App and web page records
·····

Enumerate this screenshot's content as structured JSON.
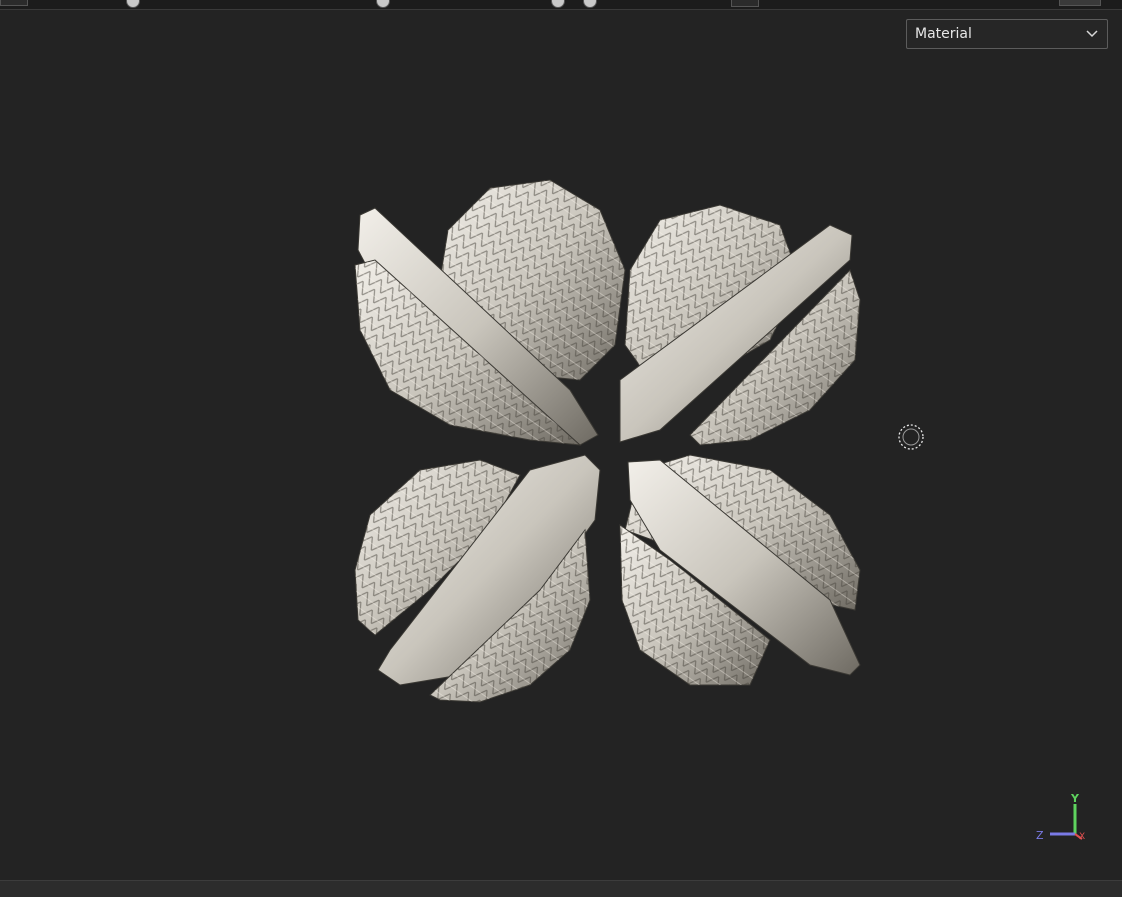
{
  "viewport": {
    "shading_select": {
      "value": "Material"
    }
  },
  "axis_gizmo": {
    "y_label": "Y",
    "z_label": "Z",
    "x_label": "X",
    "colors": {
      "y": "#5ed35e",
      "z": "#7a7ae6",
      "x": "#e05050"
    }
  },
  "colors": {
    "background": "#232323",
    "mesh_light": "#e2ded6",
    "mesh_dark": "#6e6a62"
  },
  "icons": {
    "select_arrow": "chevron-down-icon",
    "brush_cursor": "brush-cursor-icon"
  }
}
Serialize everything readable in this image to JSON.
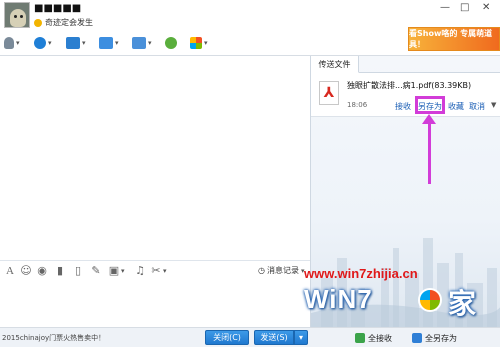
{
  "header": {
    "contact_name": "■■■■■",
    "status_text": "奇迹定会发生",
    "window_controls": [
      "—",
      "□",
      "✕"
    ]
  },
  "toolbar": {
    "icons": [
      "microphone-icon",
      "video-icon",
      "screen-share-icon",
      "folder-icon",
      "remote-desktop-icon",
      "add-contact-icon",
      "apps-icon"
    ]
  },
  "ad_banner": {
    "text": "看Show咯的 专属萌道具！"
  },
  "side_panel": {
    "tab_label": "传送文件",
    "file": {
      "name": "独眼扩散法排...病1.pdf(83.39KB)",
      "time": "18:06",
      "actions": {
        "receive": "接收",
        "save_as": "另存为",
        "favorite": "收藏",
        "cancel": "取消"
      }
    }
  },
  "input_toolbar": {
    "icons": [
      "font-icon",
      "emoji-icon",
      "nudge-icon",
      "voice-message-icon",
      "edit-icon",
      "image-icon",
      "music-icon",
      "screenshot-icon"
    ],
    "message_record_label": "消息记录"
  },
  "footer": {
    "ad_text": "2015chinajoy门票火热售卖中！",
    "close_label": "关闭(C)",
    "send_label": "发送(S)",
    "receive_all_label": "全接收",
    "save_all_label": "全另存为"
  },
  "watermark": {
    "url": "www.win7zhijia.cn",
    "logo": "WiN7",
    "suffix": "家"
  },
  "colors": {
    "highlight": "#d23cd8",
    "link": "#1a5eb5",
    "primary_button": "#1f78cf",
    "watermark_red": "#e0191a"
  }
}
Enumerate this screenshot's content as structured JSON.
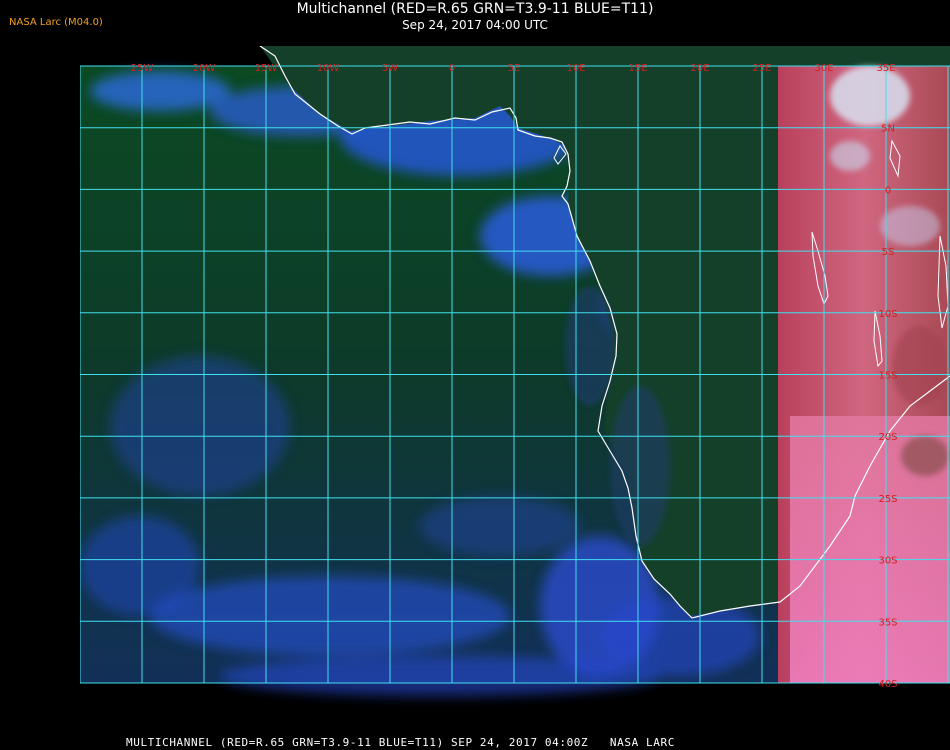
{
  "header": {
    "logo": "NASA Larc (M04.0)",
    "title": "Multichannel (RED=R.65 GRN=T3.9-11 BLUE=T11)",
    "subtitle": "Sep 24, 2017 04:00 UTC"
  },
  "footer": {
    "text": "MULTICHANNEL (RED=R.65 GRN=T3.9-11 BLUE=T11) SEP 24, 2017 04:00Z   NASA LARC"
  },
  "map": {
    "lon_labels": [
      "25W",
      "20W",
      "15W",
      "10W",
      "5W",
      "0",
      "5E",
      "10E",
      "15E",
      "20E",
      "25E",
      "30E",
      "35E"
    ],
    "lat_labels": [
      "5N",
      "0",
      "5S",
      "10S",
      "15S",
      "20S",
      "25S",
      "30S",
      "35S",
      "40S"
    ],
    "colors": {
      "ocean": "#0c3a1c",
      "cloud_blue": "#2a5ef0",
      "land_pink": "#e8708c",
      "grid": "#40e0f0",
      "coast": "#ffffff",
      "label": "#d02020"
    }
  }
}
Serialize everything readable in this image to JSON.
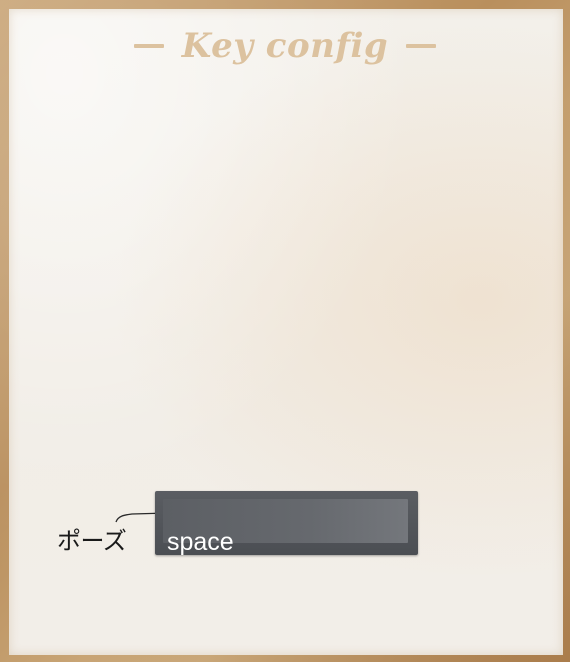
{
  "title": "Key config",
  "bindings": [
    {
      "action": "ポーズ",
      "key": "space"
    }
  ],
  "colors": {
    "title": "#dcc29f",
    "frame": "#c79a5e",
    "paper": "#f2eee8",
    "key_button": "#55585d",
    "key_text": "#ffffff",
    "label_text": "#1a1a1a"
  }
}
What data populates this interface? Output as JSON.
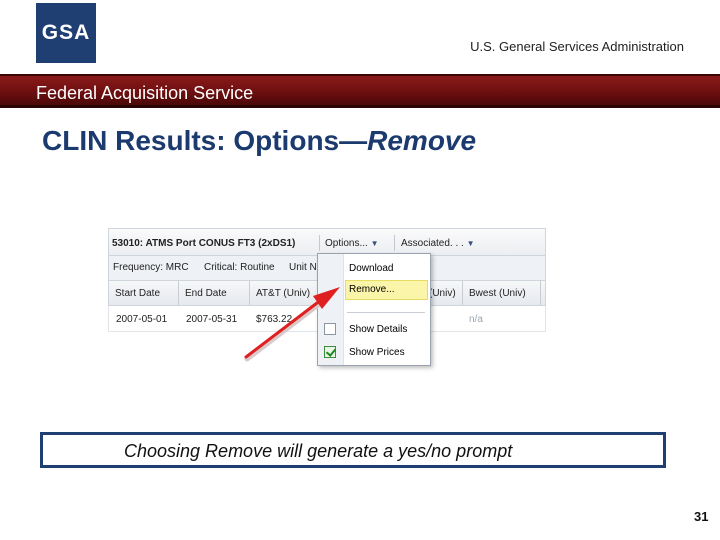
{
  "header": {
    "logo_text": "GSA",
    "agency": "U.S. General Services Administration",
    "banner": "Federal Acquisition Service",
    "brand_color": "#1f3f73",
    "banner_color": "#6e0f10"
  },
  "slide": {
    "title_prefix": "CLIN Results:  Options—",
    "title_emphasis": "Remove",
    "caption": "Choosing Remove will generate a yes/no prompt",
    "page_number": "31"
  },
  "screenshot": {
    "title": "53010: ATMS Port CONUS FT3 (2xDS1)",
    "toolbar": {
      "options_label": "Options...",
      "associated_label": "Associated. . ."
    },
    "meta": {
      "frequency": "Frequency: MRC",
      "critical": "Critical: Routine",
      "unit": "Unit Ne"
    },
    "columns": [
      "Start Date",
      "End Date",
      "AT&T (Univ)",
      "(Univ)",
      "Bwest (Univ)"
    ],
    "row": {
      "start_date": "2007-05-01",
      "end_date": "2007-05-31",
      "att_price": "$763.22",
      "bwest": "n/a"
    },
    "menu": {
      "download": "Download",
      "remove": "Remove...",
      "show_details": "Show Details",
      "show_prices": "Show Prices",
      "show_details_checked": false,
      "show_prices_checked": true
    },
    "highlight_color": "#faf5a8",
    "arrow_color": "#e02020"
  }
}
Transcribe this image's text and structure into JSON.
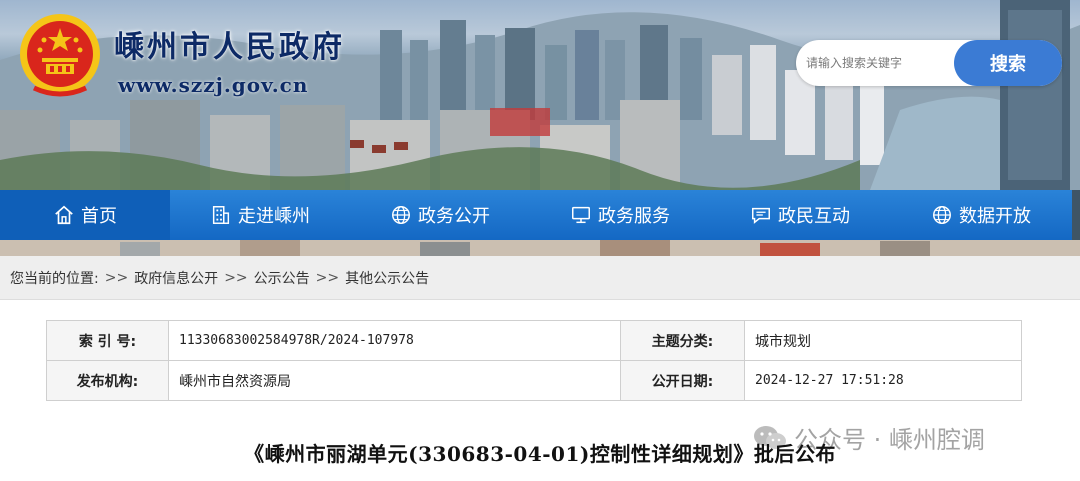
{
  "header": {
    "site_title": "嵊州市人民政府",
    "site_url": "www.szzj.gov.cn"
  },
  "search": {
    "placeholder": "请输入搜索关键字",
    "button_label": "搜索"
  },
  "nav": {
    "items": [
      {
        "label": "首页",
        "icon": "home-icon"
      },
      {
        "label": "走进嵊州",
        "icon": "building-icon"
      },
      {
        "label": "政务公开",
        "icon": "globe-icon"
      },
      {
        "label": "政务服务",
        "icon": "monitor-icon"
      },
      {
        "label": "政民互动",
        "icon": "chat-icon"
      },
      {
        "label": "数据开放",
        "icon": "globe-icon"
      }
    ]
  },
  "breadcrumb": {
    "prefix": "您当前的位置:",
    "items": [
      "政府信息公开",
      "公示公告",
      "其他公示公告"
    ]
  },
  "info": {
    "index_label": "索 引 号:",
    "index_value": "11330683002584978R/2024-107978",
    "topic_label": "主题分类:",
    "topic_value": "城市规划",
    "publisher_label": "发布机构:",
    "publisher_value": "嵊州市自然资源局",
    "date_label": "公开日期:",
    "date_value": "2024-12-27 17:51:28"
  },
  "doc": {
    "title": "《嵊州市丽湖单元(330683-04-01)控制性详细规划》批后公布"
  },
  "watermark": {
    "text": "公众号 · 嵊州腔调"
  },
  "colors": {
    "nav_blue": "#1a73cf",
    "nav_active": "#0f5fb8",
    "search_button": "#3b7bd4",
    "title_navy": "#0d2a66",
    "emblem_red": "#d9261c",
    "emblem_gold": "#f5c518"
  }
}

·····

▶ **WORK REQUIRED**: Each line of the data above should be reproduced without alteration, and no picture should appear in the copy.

▶ **REPLY**:
Enumerate this screenshot's content as structured JSON.
{
  "viewport": {
    "shading_select": {
      "value": "Material"
    }
  },
  "axis_gizmo": {
    "y_label": "Y",
    "z_label": "Z",
    "x_label": "X",
    "colors": {
      "y": "#5ed35e",
      "z": "#7a7ae6",
      "x": "#e05050"
    }
  },
  "colors": {
    "background": "#232323",
    "mesh_light": "#e2ded6",
    "mesh_dark": "#6e6a62"
  },
  "icons": {
    "select_arrow": "chevron-down-icon",
    "brush_cursor": "brush-cursor-icon"
  }
}
Serialize everything readable in this image to JSON.
{
  "header": {
    "contact_name": "■■■■■",
    "status_text": "奇迹定会发生",
    "window_controls": [
      "—",
      "□",
      "✕"
    ]
  },
  "toolbar": {
    "icons": [
      "microphone-icon",
      "video-icon",
      "screen-share-icon",
      "folder-icon",
      "remote-desktop-icon",
      "add-contact-icon",
      "apps-icon"
    ]
  },
  "ad_banner": {
    "text": "看Show咯的 专属萌道具！"
  },
  "side_panel": {
    "tab_label": "传送文件",
    "file": {
      "name": "独眼扩散法排...病1.pdf(83.39KB)",
      "time": "18:06",
      "actions": {
        "receive": "接收",
        "save_as": "另存为",
        "favorite": "收藏",
        "cancel": "取消"
      }
    }
  },
  "input_toolbar": {
    "icons": [
      "font-icon",
      "emoji-icon",
      "nudge-icon",
      "voice-message-icon",
      "edit-icon",
      "image-icon",
      "music-icon",
      "screenshot-icon"
    ],
    "message_record_label": "消息记录"
  },
  "footer": {
    "ad_text": "2015chinajoy门票火热售卖中！",
    "close_label": "关闭(C)",
    "send_label": "发送(S)",
    "receive_all_label": "全接收",
    "save_all_label": "全另存为"
  },
  "watermark": {
    "url": "www.win7zhijia.cn",
    "logo": "WiN7",
    "suffix": "家"
  },
  "colors": {
    "highlight": "#d23cd8",
    "link": "#1a5eb5",
    "primary_button": "#1f78cf",
    "watermark_red": "#e0191a"
  }
}
Enumerate this screenshot's content as structured JSON.
{
  "header": {
    "logo": "NASA Larc (M04.0)",
    "title": "Multichannel (RED=R.65 GRN=T3.9-11 BLUE=T11)",
    "subtitle": "Sep 24, 2017 04:00 UTC"
  },
  "footer": {
    "text": "MULTICHANNEL (RED=R.65 GRN=T3.9-11 BLUE=T11) SEP 24, 2017 04:00Z   NASA LARC"
  },
  "map": {
    "lon_labels": [
      "25W",
      "20W",
      "15W",
      "10W",
      "5W",
      "0",
      "5E",
      "10E",
      "15E",
      "20E",
      "25E",
      "30E",
      "35E"
    ],
    "lat_labels": [
      "5N",
      "0",
      "5S",
      "10S",
      "15S",
      "20S",
      "25S",
      "30S",
      "35S",
      "40S"
    ],
    "colors": {
      "ocean": "#0c3a1c",
      "cloud_blue": "#2a5ef0",
      "land_pink": "#e8708c",
      "grid": "#40e0f0",
      "coast": "#ffffff",
      "label": "#d02020"
    }
  }
}
Serialize everything readable in this image to JSON.
{
  "title": "Key config",
  "bindings": [
    {
      "action": "ポーズ",
      "key": "space"
    }
  ],
  "colors": {
    "title": "#dcc29f",
    "frame": "#c79a5e",
    "paper": "#f2eee8",
    "key_button": "#55585d",
    "key_text": "#ffffff",
    "label_text": "#1a1a1a"
  }
}
What data populates this interface? Output as JSON.
{
  "header": {
    "logo_text": "GSA",
    "agency": "U.S. General Services Administration",
    "banner": "Federal Acquisition Service",
    "brand_color": "#1f3f73",
    "banner_color": "#6e0f10"
  },
  "slide": {
    "title_prefix": "CLIN Results:  Options—",
    "title_emphasis": "Remove",
    "caption": "Choosing Remove will generate a yes/no prompt",
    "page_number": "31"
  },
  "screenshot": {
    "title": "53010: ATMS Port CONUS FT3 (2xDS1)",
    "toolbar": {
      "options_label": "Options...",
      "associated_label": "Associated. . ."
    },
    "meta": {
      "frequency": "Frequency: MRC",
      "critical": "Critical: Routine",
      "unit": "Unit Ne"
    },
    "columns": [
      "Start Date",
      "End Date",
      "AT&T (Univ)",
      "(Univ)",
      "Bwest (Univ)"
    ],
    "row": {
      "start_date": "2007-05-01",
      "end_date": "2007-05-31",
      "att_price": "$763.22",
      "bwest": "n/a"
    },
    "menu": {
      "download": "Download",
      "remove": "Remove...",
      "show_details": "Show Details",
      "show_prices": "Show Prices",
      "show_details_checked": false,
      "show_prices_checked": true
    },
    "highlight_color": "#faf5a8",
    "arrow_color": "#e02020"
  }
}
Transcribe this image's text and structure into JSON.
{
  "header": {
    "site_title": "嵊州市人民政府",
    "site_url": "www.szzj.gov.cn"
  },
  "search": {
    "placeholder": "请输入搜索关键字",
    "button_label": "搜索"
  },
  "nav": {
    "items": [
      {
        "label": "首页",
        "icon": "home-icon"
      },
      {
        "label": "走进嵊州",
        "icon": "building-icon"
      },
      {
        "label": "政务公开",
        "icon": "globe-icon"
      },
      {
        "label": "政务服务",
        "icon": "monitor-icon"
      },
      {
        "label": "政民互动",
        "icon": "chat-icon"
      },
      {
        "label": "数据开放",
        "icon": "globe-icon"
      }
    ]
  },
  "breadcrumb": {
    "prefix": "您当前的位置:",
    "items": [
      "政府信息公开",
      "公示公告",
      "其他公示公告"
    ]
  },
  "info": {
    "index_label": "索 引 号:",
    "index_value": "11330683002584978R/2024-107978",
    "topic_label": "主题分类:",
    "topic_value": "城市规划",
    "publisher_label": "发布机构:",
    "publisher_value": "嵊州市自然资源局",
    "date_label": "公开日期:",
    "date_value": "2024-12-27 17:51:28"
  },
  "doc": {
    "title": "《嵊州市丽湖单元(330683-04-01)控制性详细规划》批后公布"
  },
  "watermark": {
    "text": "公众号 · 嵊州腔调"
  },
  "colors": {
    "nav_blue": "#1a73cf",
    "nav_active": "#0f5fb8",
    "search_button": "#3b7bd4",
    "title_navy": "#0d2a66",
    "emblem_red": "#d9261c",
    "emblem_gold": "#f5c518"
  }
}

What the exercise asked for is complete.